- ASSIGNED TASK:
In the entries that follow, how many lines hold "email"? Nothing but the number is expected.

- STUDY MATERIAL:
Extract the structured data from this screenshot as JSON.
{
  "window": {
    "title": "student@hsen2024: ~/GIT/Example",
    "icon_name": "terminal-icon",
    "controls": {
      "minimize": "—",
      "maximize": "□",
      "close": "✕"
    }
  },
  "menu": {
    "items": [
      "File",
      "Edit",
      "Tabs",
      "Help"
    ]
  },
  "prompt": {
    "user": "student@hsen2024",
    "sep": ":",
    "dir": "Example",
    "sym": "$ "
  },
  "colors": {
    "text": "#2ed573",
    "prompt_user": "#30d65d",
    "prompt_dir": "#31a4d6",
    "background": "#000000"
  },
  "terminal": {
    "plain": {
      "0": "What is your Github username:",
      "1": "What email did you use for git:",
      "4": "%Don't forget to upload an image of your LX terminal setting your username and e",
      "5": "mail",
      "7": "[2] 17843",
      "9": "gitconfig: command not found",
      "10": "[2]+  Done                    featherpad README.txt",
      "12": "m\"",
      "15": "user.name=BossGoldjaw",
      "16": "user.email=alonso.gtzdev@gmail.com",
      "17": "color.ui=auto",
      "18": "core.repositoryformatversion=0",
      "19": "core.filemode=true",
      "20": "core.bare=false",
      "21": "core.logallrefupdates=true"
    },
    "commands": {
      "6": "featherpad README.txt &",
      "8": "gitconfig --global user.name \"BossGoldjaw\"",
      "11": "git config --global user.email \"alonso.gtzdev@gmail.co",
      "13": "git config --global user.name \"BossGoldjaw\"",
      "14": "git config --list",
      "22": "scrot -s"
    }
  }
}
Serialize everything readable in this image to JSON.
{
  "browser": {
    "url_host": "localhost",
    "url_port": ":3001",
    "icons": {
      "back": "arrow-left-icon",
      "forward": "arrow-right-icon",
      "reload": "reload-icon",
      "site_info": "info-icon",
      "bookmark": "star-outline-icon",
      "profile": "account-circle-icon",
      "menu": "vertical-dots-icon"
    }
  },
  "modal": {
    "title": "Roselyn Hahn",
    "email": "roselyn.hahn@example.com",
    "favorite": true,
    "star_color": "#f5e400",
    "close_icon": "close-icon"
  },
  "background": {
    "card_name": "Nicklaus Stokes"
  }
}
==
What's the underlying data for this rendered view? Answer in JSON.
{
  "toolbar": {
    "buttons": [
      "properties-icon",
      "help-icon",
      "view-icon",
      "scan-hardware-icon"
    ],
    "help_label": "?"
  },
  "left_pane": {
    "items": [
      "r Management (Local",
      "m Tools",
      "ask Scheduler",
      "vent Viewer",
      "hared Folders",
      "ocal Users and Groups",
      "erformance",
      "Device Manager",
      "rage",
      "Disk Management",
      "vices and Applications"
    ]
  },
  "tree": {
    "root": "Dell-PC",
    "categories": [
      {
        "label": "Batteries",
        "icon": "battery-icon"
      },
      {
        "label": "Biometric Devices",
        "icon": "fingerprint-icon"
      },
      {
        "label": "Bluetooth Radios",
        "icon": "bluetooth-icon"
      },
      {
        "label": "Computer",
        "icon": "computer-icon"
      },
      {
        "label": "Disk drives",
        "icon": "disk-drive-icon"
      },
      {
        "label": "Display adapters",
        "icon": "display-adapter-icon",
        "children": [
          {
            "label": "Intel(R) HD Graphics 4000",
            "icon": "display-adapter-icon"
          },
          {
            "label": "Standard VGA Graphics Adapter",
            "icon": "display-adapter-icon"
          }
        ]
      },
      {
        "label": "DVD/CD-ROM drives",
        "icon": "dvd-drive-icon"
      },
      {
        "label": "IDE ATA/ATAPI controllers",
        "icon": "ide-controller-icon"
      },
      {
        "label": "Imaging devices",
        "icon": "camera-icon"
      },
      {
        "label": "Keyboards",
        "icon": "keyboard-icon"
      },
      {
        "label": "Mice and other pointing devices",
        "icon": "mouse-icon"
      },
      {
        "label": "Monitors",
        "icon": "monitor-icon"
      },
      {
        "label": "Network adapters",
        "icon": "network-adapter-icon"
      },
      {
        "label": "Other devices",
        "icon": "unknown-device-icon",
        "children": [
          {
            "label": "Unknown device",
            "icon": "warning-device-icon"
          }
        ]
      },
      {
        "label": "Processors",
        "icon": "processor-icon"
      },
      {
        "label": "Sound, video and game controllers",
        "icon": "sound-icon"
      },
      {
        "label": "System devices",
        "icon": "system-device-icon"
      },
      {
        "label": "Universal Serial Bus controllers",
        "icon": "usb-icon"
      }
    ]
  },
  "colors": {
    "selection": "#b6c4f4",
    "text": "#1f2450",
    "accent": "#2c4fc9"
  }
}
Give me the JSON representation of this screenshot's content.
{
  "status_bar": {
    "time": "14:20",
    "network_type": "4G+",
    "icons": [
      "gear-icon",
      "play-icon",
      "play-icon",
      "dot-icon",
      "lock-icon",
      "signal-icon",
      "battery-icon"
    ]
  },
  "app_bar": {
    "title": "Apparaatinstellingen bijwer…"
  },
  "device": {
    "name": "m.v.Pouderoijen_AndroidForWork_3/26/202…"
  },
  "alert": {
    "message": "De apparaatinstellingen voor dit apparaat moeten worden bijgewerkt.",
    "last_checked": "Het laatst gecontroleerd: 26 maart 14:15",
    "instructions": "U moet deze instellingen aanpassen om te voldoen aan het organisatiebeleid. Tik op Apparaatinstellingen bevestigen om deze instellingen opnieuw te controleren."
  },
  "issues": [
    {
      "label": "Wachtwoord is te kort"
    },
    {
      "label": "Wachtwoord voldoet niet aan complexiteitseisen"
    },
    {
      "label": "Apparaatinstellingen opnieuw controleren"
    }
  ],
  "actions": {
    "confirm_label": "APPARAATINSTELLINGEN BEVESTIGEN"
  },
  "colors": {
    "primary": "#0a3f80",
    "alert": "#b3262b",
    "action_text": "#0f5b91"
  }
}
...
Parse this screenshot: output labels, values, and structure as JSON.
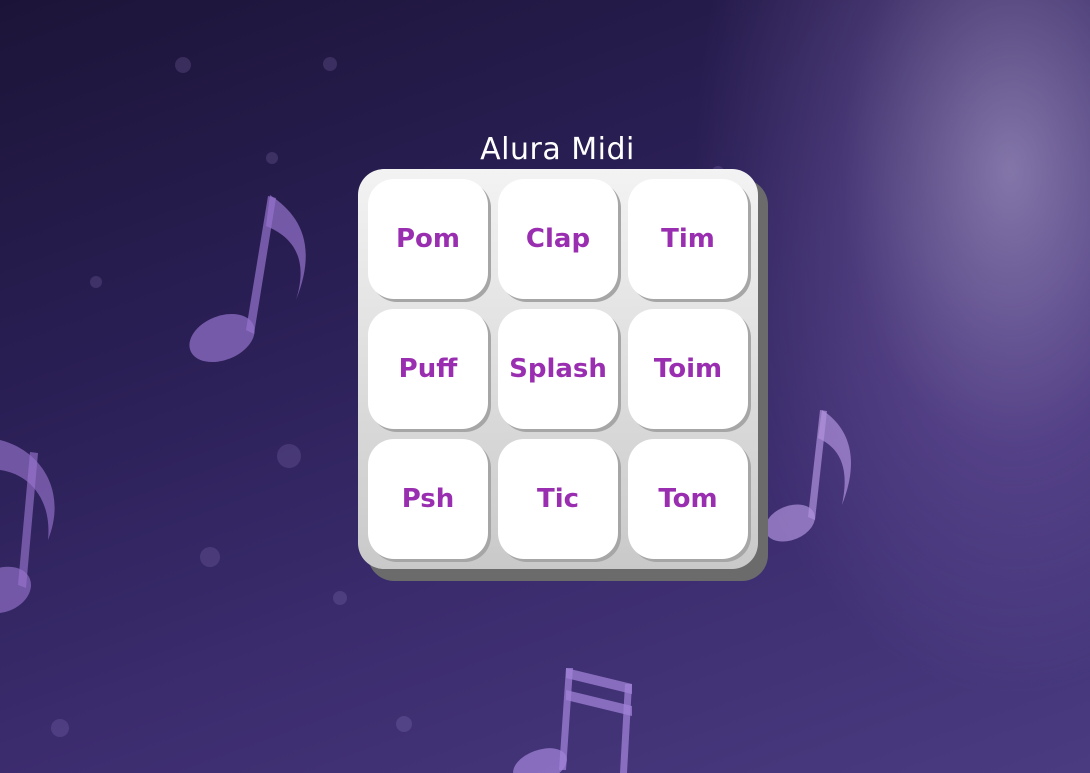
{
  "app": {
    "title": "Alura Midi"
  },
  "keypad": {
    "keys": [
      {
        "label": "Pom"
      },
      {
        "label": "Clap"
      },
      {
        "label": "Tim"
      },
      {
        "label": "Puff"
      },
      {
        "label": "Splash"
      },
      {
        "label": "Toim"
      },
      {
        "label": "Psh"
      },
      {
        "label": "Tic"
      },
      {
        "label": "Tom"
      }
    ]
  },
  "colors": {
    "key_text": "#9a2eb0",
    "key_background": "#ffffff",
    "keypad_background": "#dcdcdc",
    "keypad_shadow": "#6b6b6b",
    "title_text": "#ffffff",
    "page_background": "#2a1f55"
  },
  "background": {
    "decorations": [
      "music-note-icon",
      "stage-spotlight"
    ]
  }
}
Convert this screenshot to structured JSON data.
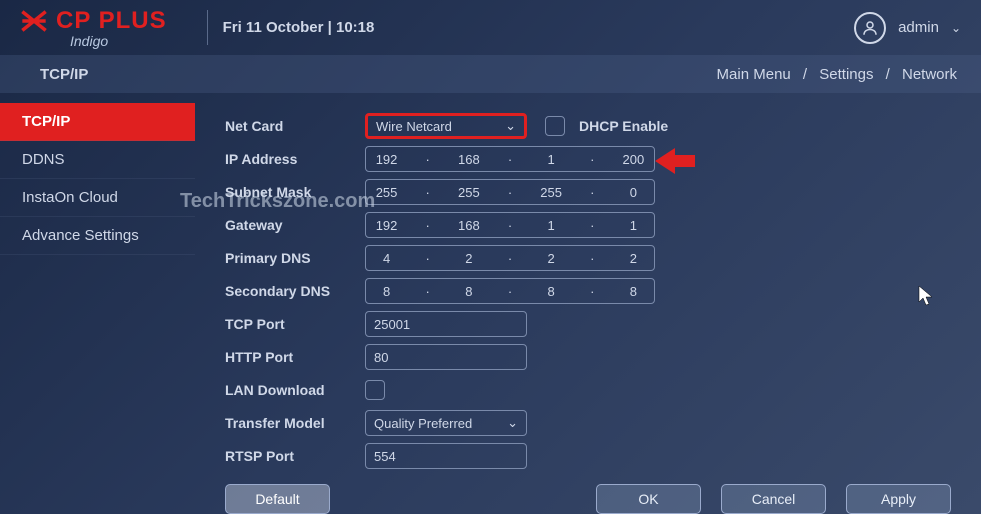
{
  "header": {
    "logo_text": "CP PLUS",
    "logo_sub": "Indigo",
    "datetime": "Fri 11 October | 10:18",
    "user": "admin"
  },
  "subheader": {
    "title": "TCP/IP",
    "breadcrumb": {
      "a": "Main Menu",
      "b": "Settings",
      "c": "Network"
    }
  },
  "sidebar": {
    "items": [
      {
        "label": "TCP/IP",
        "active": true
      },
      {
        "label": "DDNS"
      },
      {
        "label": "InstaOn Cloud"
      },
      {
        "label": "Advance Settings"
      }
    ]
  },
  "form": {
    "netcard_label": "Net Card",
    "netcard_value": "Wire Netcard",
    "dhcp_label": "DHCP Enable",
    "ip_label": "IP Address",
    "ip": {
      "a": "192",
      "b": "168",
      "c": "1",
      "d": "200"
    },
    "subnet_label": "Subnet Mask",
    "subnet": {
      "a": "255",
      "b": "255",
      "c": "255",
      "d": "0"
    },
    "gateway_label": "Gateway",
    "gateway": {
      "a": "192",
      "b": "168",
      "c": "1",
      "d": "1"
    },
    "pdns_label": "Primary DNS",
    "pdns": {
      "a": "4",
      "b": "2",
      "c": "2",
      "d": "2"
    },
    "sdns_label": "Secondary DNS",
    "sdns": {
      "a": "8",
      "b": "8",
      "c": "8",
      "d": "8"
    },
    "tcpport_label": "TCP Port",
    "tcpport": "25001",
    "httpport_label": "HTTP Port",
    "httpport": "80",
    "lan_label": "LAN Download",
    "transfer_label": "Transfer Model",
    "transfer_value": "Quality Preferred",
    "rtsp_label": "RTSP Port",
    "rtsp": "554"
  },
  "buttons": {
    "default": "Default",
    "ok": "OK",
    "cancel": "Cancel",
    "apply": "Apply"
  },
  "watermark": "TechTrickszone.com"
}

- TASK OUTPUT:
4